We address the problem of adapting the functions controlling the material properties of 2-D snakes, and show how introducing oriented smoothness constraints results in a novel class of active contour models for segmentation, which extends standard isotropic inhomogeneous membrane/thin-plate stabilizers. These constraints, expressed as adaptive L2 matrix norms, are defined by two second-order symmetric and positive definite tensors that are invariant with respect to rigid motions in the image plane. These tensors, equivalent to directional adaptive stretching and bending densities, are quadratic with respect to first- and second-order derivatives of the image luminance, respectively. A representation theorem specifying their canonical form is established and a geometrical interpretation of their effects is developed. Within this framework, it is shown that by achieving a directional control of regularization such nonisotropic constraints consistently relate the differential properties (metric and curvature) of the deformable model with those of the underlying luminance surface, yielding a satisfying preservation of image contour characteristics. In particular, this model adapts to nonstationary curvature variations along image contours to be segmented, thus providing a consistent solution to curvature underestimation problems encountered near high
curvature contour points by classical snakes evolving with constant
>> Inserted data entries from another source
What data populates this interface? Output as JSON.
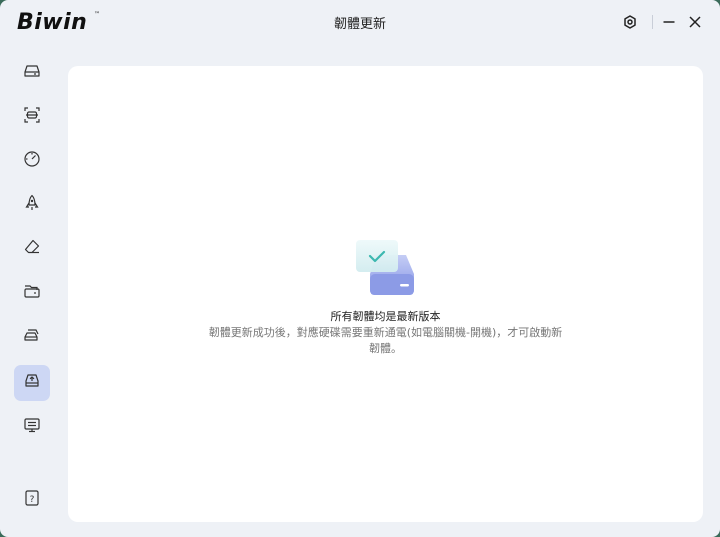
{
  "app": {
    "logo_text": "Biwin",
    "logo_tm": "™",
    "title": "韌體更新"
  },
  "titlebar": {
    "icons": [
      "settings-icon",
      "minimize-icon",
      "close-icon"
    ]
  },
  "sidebar": {
    "items": [
      {
        "icon": "drive-icon",
        "active": false
      },
      {
        "icon": "scan-icon",
        "active": false
      },
      {
        "icon": "speedometer-icon",
        "active": false
      },
      {
        "icon": "rocket-icon",
        "active": false
      },
      {
        "icon": "eraser-icon",
        "active": false
      },
      {
        "icon": "folder-drive-icon",
        "active": false
      },
      {
        "icon": "clone-drive-icon",
        "active": false
      },
      {
        "icon": "firmware-update-icon",
        "active": true
      },
      {
        "icon": "monitor-info-icon",
        "active": false
      }
    ],
    "help_icon": "help-icon"
  },
  "main": {
    "status_title": "所有韌體均是最新版本",
    "status_body": "韌體更新成功後，對應硬碟需要重新通電(如電腦關機-開機)，才可啟動新韌體。"
  },
  "colors": {
    "accent": "#cdd7f4",
    "drive_blue": "#8a9bea",
    "check": "#3db8b0"
  }
}
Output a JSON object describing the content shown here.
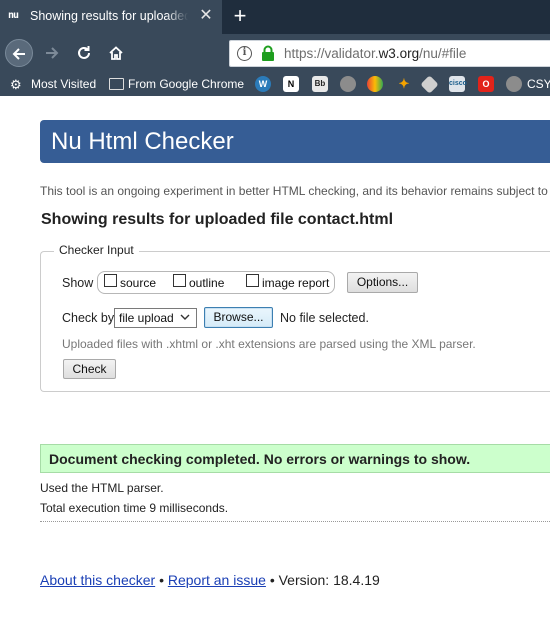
{
  "browser": {
    "tab_title": "Showing results for uploaded file contact.html",
    "favicon_text": "nu",
    "new_tab": "+",
    "url_prefix": "https://validator.",
    "url_host": "w3.org",
    "url_path": "/nu/#file",
    "bookmarks": {
      "most_visited": "Most Visited",
      "from_google_chrome": "From Google Chrome",
      "csy": "CSY"
    }
  },
  "page": {
    "title": "Nu Html Checker",
    "intro": "This tool is an ongoing experiment in better HTML checking, and its behavior remains subject to",
    "results_heading": "Showing results for uploaded file contact.html",
    "checker_input": {
      "legend": "Checker Input",
      "show_label": "Show",
      "options": [
        "source",
        "outline",
        "image report"
      ],
      "options_button": "Options...",
      "check_by_label": "Check by",
      "check_by_value": "file upload",
      "browse_button": "Browse...",
      "file_status": "No file selected.",
      "note": "Uploaded files with .xhtml or .xht extensions are parsed using the XML parser.",
      "check_button": "Check"
    },
    "success_message": "Document checking completed. No errors or warnings to show.",
    "parser_info": "Used the HTML parser.",
    "execution_time": "Total execution time 9 milliseconds.",
    "footer": {
      "about_link": "About this checker",
      "separator": "•",
      "report_link": "Report an issue",
      "version": "Version: 18.4.19"
    }
  },
  "colors": {
    "header_bg": "#365d95",
    "success_bg": "#ccffcc",
    "link": "#1a3fb5",
    "chrome_dark": "#39495a"
  }
}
material parameters. Optimization of the model within continuous and discrete frameworks is discussed in detail. Finally, accuracy and robustness of the model are established on synthetic images. Its efficacy is further demonstrated on 2-D MRI sequences for which comparisons with segmentations obtained using classical snakes are provided.